THE TASK »
Whatever pictures the entries hold, omit them, and output exactly the lines from the one containing "Transcribe this image's" through the final line.
-- MATERIALS PROVIDED follows --
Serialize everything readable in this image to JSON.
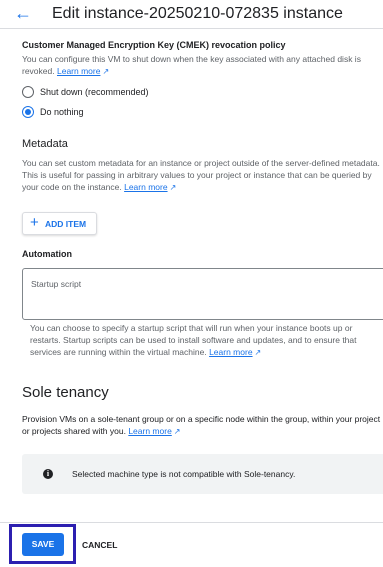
{
  "header": {
    "back_icon": "arrow-back-icon",
    "title": "Edit instance-20250210-072835 instance"
  },
  "cmek": {
    "title": "Customer Managed Encryption Key (CMEK) revocation policy",
    "desc_line1": "You can configure this VM to shut down when the key associated with any attached disk is",
    "desc_line2_prefix": "revoked.",
    "learn_more": "Learn more",
    "options": [
      {
        "label": "Shut down (recommended)",
        "selected": false
      },
      {
        "label": "Do nothing",
        "selected": true
      }
    ]
  },
  "metadata": {
    "title": "Metadata",
    "desc_line1": "You can set custom metadata for an instance or project outside of the server-defined metadata.",
    "desc_line2": "This is useful for passing in arbitrary values to your project or instance that can be queried by",
    "desc_line3_prefix": "your code on the instance.",
    "learn_more": "Learn more",
    "add_item_label": "ADD ITEM"
  },
  "automation": {
    "title": "Automation",
    "startup_placeholder": "Startup script",
    "desc_line1": "You can choose to specify a startup script that will run when your instance boots up or",
    "desc_line2": "restarts. Startup scripts can be used to install software and updates, and to ensure that",
    "desc_line3_prefix": "services are running within the virtual machine.",
    "learn_more": "Learn more"
  },
  "sole_tenancy": {
    "title": "Sole tenancy",
    "desc_line1": "Provision VMs on a sole-tenant group or on a specific node within the group, within your project",
    "desc_line2_prefix": "or projects shared with you.",
    "learn_more": "Learn more",
    "info_icon": "info-icon",
    "info_text": "Selected machine type is not compatible with Sole-tenancy."
  },
  "footer": {
    "save_label": "SAVE",
    "cancel_label": "CANCEL"
  },
  "colors": {
    "accent": "#1a73e8",
    "highlight_border": "#2c1fb0"
  }
}
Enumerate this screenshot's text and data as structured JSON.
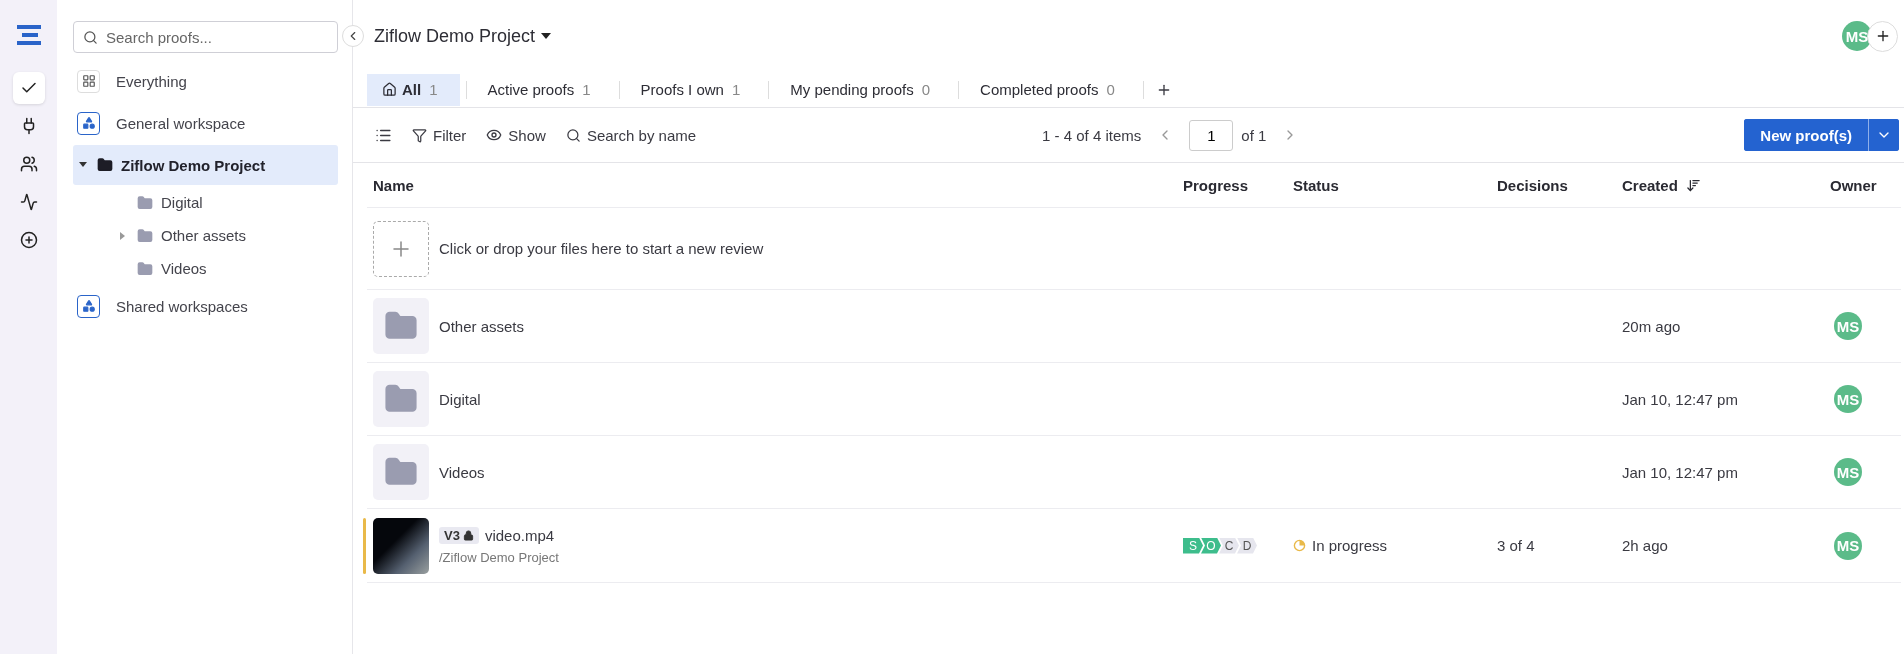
{
  "rail": [
    {
      "selected": true
    },
    {
      "selected": false
    },
    {
      "selected": false
    },
    {
      "selected": false
    },
    {
      "selected": false
    }
  ],
  "sidebar": {
    "search": {
      "placeholder": "Search proofs..."
    },
    "items": [
      {
        "kind": "everything",
        "label": "Everything",
        "selected": false
      },
      {
        "kind": "workspace",
        "label": "General workspace",
        "selected": false,
        "children": [
          {
            "kind": "folder",
            "label": "Ziflow Demo Project",
            "selected": true,
            "expanded": true,
            "children": [
              {
                "kind": "folder",
                "label": "Digital",
                "selected": false
              },
              {
                "kind": "folder",
                "label": "Other assets",
                "selected": false,
                "expanded": false
              },
              {
                "kind": "folder",
                "label": "Videos",
                "selected": false
              }
            ]
          }
        ]
      },
      {
        "kind": "workspace",
        "label": "Shared workspaces",
        "selected": false
      }
    ]
  },
  "header": {
    "title": "Ziflow Demo Project",
    "avatar": "MS"
  },
  "tabs": [
    {
      "label": "All",
      "count": "1",
      "selected": true
    },
    {
      "label": "Active proofs",
      "count": "1",
      "selected": false
    },
    {
      "label": "Proofs I own",
      "count": "1",
      "selected": false
    },
    {
      "label": "My pending proofs",
      "count": "0",
      "selected": false
    },
    {
      "label": "Completed proofs",
      "count": "0",
      "selected": false
    }
  ],
  "toolbar": {
    "filter": "Filter",
    "show": "Show",
    "search": "Search by name",
    "range": "1 - 4 of 4 items",
    "page": "1",
    "of": "of 1",
    "new_button": "New proof(s)"
  },
  "table": {
    "columns": [
      "Name",
      "Progress",
      "Status",
      "Decisions",
      "Created",
      "Owner"
    ],
    "upload_text": "Click or drop your files here to start a new review",
    "rows": [
      {
        "kind": "folder",
        "name": "Other assets",
        "created": "20m ago",
        "owner": "MS"
      },
      {
        "kind": "folder",
        "name": "Digital",
        "created": "Jan 10, 12:47 pm",
        "owner": "MS"
      },
      {
        "kind": "folder",
        "name": "Videos",
        "created": "Jan 10, 12:47 pm",
        "owner": "MS"
      },
      {
        "kind": "proof",
        "name": "video.mp4",
        "version": "V3",
        "locked": true,
        "path": "/Ziflow Demo Project",
        "stages": [
          {
            "letter": "S",
            "done": true
          },
          {
            "letter": "O",
            "done": true
          },
          {
            "letter": "C",
            "done": false
          },
          {
            "letter": "D",
            "done": false
          }
        ],
        "status": "In progress",
        "decisions": "3 of 4",
        "created": "2h ago",
        "owner": "MS"
      }
    ]
  }
}
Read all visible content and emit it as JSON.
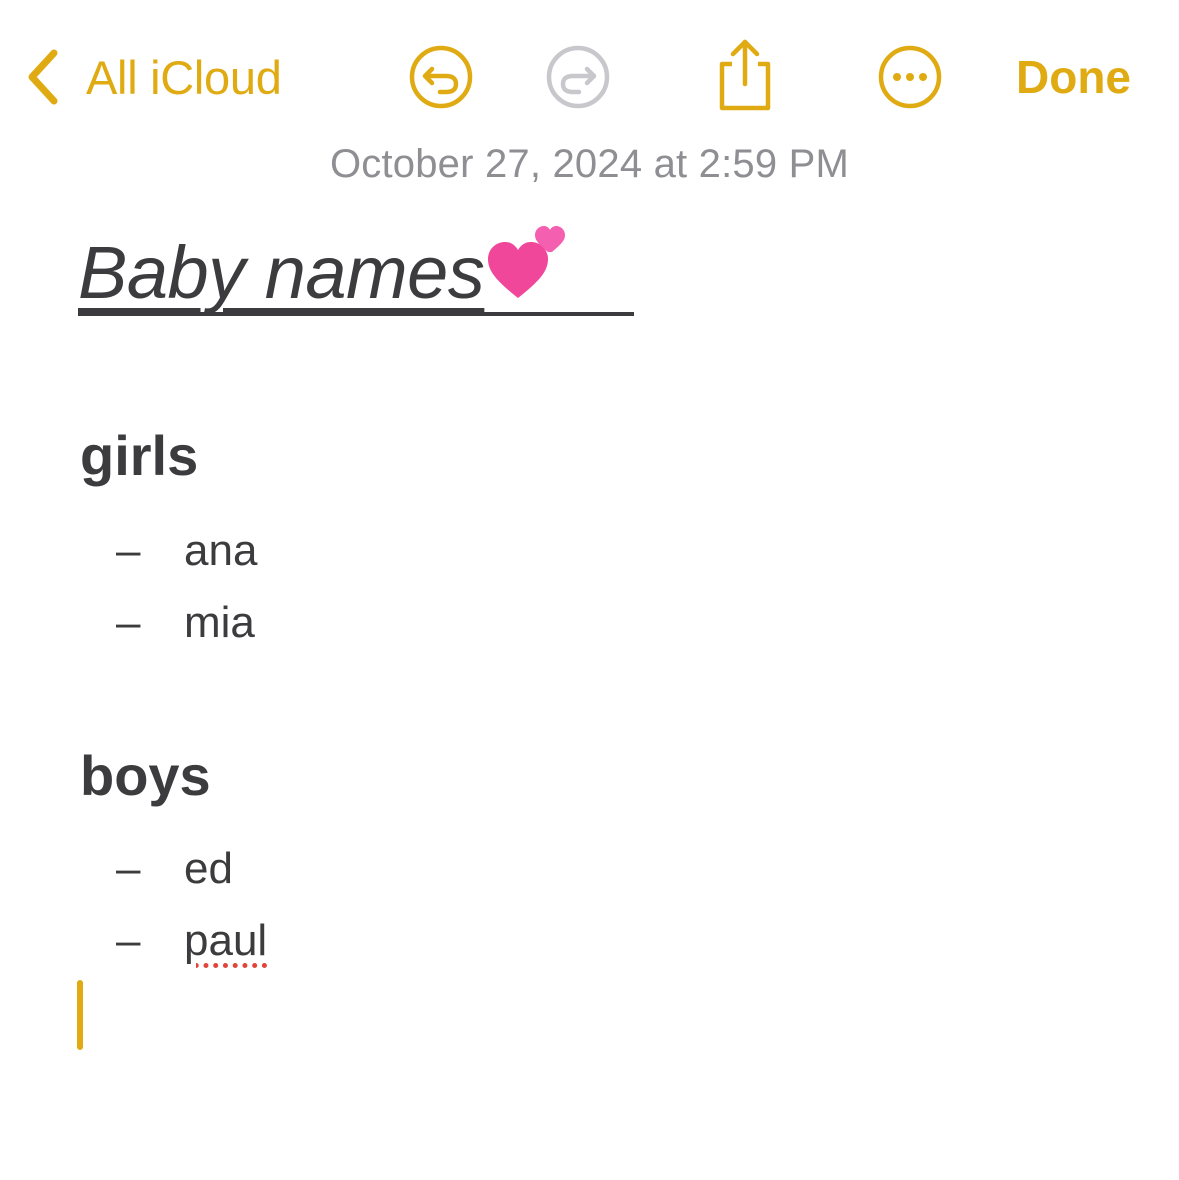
{
  "toolbar": {
    "back_label": "All iCloud",
    "done_label": "Done",
    "icons": [
      "chevron-left-icon",
      "undo-icon",
      "redo-icon",
      "share-icon",
      "more-icon"
    ]
  },
  "timestamp": "October 27, 2024 at 2:59 PM",
  "note": {
    "title": "Baby names",
    "title_emoji": "💕",
    "sections": [
      {
        "heading": "girls",
        "items": [
          "ana",
          "mia"
        ]
      },
      {
        "heading": "boys",
        "items": [
          "ed",
          "paul"
        ]
      }
    ],
    "list_marker": "–"
  },
  "colors": {
    "accent": "#e0ab12",
    "disabled": "#c7c7cc",
    "text": "#3c3c3e",
    "secondary_text": "#8e8e93",
    "spellcheck": "#e0443a",
    "emoji_pink": "#f0479b"
  }
}
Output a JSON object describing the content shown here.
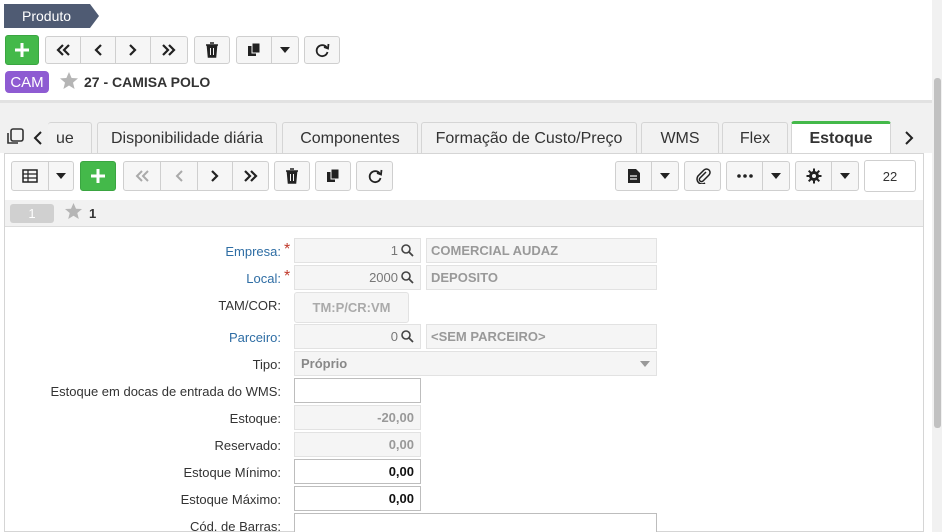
{
  "breadcrumb": {
    "label": "Produto"
  },
  "product": {
    "badge": "CAM",
    "title": "27 - CAMISA POLO"
  },
  "tabs": [
    {
      "label": "ue"
    },
    {
      "label": "Disponibilidade diária"
    },
    {
      "label": "Componentes"
    },
    {
      "label": "Formação de Custo/Preço"
    },
    {
      "label": "WMS"
    },
    {
      "label": "Flex"
    },
    {
      "label": "Estoque"
    }
  ],
  "grid": {
    "record_count": "22",
    "record_number": "1",
    "record_id": "1"
  },
  "form": {
    "empresa": {
      "label": "Empresa:",
      "code": "1",
      "desc": "COMERCIAL AUDAZ"
    },
    "local": {
      "label": "Local:",
      "code": "2000",
      "desc": "DEPOSITO"
    },
    "tamcor": {
      "label": "TAM/COR:",
      "value": "TM:P/CR:VM"
    },
    "parceiro": {
      "label": "Parceiro:",
      "code": "0",
      "desc": "<SEM PARCEIRO>"
    },
    "tipo": {
      "label": "Tipo:",
      "value": "Próprio"
    },
    "estoque_docas": {
      "label": "Estoque em docas de entrada do WMS:",
      "value": ""
    },
    "estoque": {
      "label": "Estoque:",
      "value": "-20,00"
    },
    "reservado": {
      "label": "Reservado:",
      "value": "0,00"
    },
    "estoque_minimo": {
      "label": "Estoque Mínimo:",
      "value": "0,00"
    },
    "estoque_maximo": {
      "label": "Estoque Máximo:",
      "value": "0,00"
    },
    "cod_barras": {
      "label": "Cód. de Barras:",
      "value": ""
    }
  },
  "colors": {
    "accent": "#44b94a",
    "badge": "#8e5bd2",
    "link": "#2e6da4",
    "breadcrumb": "#4f5b73"
  },
  "icons": [
    "plus-icon",
    "first-icon",
    "prev-icon",
    "next-icon",
    "last-icon",
    "trash-icon",
    "copy-icon",
    "caret-down-icon",
    "refresh-icon",
    "star-icon",
    "windows-icon",
    "grid-icon",
    "report-icon",
    "paperclip-icon",
    "more-icon",
    "gear-icon",
    "search-icon"
  ]
}
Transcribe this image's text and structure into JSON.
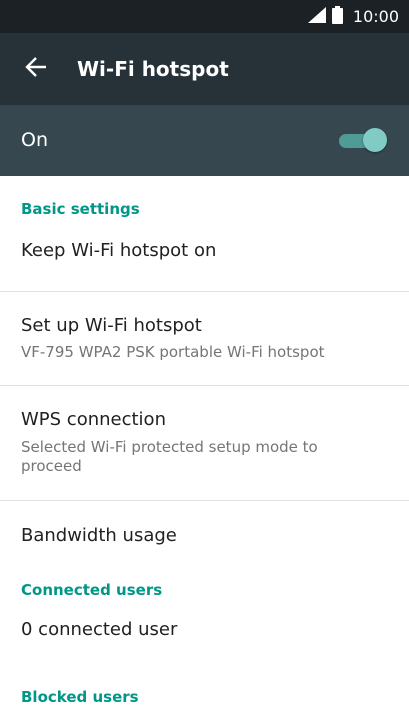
{
  "status_bar": {
    "time": "10:00",
    "icons": [
      "signal-icon",
      "battery-icon"
    ]
  },
  "app_bar": {
    "back_icon": "arrow-back-icon",
    "title": "Wi-Fi hotspot"
  },
  "master_switch": {
    "label": "On",
    "state": true
  },
  "sections": {
    "basic": {
      "header": "Basic settings",
      "keep_on": {
        "title": "Keep Wi-Fi hotspot on"
      },
      "setup": {
        "title": "Set up Wi-Fi hotspot",
        "subtitle": "VF-795 WPA2 PSK portable Wi-Fi hotspot"
      },
      "wps": {
        "title": "WPS connection",
        "subtitle": "Selected Wi-Fi protected setup mode to proceed"
      },
      "bandwidth": {
        "title": "Bandwidth usage"
      }
    },
    "connected": {
      "header": "Connected users",
      "count": {
        "title": "0 connected user"
      }
    },
    "blocked": {
      "header": "Blocked users"
    }
  },
  "colors": {
    "status_bar": "#1b2124",
    "app_bar": "#263237",
    "switch_bar": "#37474f",
    "accent": "#009688",
    "toggle_thumb": "#80cbc4"
  }
}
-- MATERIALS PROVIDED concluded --
EXERCISE SOLUTION »
Transcribe this image's text and structure into JSON.
{
  "status_bar": {
    "time": "10:00",
    "icons": [
      "signal-icon",
      "battery-icon"
    ]
  },
  "app_bar": {
    "back_icon": "arrow-back-icon",
    "title": "Wi-Fi hotspot"
  },
  "master_switch": {
    "label": "On",
    "state": true
  },
  "sections": {
    "basic": {
      "header": "Basic settings",
      "keep_on": {
        "title": "Keep Wi-Fi hotspot on"
      },
      "setup": {
        "title": "Set up Wi-Fi hotspot",
        "subtitle": "VF-795 WPA2 PSK portable Wi-Fi hotspot"
      },
      "wps": {
        "title": "WPS connection",
        "subtitle": "Selected Wi-Fi protected setup mode to proceed"
      },
      "bandwidth": {
        "title": "Bandwidth usage"
      }
    },
    "connected": {
      "header": "Connected users",
      "count": {
        "title": "0 connected user"
      }
    },
    "blocked": {
      "header": "Blocked users"
    }
  },
  "colors": {
    "status_bar": "#1b2124",
    "app_bar": "#263237",
    "switch_bar": "#37474f",
    "accent": "#009688",
    "toggle_thumb": "#80cbc4"
  }
}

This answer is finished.